Start of DATASET CONTENT

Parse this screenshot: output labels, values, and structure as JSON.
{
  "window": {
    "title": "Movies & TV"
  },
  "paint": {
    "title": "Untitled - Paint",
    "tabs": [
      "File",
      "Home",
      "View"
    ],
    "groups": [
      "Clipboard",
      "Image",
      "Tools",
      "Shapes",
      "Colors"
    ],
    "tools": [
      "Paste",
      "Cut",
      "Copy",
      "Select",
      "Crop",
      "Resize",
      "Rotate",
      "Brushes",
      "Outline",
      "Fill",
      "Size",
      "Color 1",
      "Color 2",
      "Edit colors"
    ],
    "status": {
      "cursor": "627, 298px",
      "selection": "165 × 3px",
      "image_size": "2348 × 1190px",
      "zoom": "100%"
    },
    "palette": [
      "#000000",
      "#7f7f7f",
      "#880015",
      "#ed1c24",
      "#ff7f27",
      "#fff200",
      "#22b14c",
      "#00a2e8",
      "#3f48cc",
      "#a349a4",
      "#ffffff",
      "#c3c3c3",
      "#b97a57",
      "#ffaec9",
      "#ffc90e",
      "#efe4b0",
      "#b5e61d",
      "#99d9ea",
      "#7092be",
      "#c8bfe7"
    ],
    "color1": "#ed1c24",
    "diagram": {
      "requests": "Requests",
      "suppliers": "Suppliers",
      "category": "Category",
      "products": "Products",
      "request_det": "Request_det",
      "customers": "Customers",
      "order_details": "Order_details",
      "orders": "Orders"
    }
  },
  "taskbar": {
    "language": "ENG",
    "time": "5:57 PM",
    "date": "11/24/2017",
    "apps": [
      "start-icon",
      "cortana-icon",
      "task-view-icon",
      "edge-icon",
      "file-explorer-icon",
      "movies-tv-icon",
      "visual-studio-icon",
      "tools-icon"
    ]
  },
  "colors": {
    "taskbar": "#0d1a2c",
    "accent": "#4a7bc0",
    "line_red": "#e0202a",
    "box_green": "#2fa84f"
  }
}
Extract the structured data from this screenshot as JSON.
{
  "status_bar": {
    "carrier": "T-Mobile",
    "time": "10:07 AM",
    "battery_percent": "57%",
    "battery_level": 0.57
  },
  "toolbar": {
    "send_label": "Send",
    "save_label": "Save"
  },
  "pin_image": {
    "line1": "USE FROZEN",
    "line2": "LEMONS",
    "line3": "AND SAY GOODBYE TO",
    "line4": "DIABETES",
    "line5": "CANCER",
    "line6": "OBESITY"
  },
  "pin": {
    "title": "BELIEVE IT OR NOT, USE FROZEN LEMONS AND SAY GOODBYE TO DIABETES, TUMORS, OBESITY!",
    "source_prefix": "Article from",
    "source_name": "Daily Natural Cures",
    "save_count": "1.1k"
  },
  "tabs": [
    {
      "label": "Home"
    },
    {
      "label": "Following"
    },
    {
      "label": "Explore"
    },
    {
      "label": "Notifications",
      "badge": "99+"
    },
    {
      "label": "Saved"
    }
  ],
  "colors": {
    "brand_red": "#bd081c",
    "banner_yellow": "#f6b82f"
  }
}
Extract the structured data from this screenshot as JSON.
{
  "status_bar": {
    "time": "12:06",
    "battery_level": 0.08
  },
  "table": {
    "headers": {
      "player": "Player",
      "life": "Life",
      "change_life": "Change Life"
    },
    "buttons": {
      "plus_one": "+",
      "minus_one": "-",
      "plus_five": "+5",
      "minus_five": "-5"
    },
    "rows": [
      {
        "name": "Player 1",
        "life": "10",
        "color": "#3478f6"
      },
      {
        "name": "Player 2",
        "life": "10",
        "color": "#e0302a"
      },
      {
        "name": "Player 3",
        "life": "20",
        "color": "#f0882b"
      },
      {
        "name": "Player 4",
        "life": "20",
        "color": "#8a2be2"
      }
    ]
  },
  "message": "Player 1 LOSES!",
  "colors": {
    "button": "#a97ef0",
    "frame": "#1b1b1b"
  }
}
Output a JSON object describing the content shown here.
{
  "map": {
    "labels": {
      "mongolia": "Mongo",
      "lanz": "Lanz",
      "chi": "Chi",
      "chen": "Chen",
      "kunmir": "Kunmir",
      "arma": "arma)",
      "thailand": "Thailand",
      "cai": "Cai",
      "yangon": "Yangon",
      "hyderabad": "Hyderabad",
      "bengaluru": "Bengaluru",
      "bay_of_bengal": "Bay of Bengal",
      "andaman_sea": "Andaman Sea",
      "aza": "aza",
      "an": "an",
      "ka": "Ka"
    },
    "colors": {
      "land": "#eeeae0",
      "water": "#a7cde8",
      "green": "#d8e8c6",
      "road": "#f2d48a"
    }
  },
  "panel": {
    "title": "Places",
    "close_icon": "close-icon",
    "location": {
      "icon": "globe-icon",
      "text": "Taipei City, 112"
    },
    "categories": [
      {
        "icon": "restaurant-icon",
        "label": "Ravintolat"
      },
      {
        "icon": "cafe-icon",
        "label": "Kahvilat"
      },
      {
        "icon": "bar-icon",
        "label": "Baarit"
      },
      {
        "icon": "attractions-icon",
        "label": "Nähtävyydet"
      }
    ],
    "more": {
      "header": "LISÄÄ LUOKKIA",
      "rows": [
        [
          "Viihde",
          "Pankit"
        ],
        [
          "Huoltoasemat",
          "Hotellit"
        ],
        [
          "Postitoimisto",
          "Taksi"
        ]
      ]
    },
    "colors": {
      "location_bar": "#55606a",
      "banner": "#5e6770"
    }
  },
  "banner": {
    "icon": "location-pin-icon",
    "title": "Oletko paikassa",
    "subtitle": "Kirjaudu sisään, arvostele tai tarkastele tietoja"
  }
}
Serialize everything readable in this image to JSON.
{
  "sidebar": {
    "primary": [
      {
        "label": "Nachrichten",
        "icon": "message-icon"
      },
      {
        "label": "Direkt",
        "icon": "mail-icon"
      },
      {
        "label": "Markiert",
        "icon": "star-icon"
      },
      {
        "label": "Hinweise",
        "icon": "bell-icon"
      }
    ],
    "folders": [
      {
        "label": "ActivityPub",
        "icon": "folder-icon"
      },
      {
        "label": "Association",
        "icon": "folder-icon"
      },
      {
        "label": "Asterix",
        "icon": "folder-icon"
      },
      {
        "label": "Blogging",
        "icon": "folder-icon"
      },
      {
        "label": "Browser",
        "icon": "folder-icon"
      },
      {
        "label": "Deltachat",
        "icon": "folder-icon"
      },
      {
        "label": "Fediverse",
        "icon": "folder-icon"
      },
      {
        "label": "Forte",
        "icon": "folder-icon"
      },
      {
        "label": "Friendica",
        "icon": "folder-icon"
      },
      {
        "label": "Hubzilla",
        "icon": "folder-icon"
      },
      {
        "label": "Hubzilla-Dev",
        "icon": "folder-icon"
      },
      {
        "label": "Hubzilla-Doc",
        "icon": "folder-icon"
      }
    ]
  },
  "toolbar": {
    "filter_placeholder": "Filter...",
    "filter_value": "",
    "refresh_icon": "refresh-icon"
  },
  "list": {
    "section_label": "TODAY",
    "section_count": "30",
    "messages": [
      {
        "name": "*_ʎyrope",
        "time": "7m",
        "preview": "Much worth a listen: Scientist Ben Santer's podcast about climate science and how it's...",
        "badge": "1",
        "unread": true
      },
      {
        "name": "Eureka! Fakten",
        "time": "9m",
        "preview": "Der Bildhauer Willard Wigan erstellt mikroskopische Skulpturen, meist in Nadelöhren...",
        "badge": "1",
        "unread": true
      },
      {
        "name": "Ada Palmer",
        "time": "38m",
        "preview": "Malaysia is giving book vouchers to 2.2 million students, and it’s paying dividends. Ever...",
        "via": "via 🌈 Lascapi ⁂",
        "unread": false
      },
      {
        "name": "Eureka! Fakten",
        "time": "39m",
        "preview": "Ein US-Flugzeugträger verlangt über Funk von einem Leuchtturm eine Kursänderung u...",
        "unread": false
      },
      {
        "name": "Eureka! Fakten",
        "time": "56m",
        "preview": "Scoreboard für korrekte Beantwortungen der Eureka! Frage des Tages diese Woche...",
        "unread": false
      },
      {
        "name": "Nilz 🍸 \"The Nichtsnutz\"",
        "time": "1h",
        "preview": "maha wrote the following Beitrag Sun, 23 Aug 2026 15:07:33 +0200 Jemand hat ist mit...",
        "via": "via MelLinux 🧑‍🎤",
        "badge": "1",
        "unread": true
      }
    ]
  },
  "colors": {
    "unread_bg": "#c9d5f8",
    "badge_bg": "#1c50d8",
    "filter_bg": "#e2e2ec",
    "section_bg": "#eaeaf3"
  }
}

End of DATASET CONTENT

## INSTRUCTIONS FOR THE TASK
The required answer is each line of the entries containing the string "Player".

## WRITTEN RESPONSE
      "player": "Player",
        "name": "Player 1",
        "name": "Player 2",
        "name": "Player 3",
        "name": "Player 4",
  "message": "Player 1 LOSES!",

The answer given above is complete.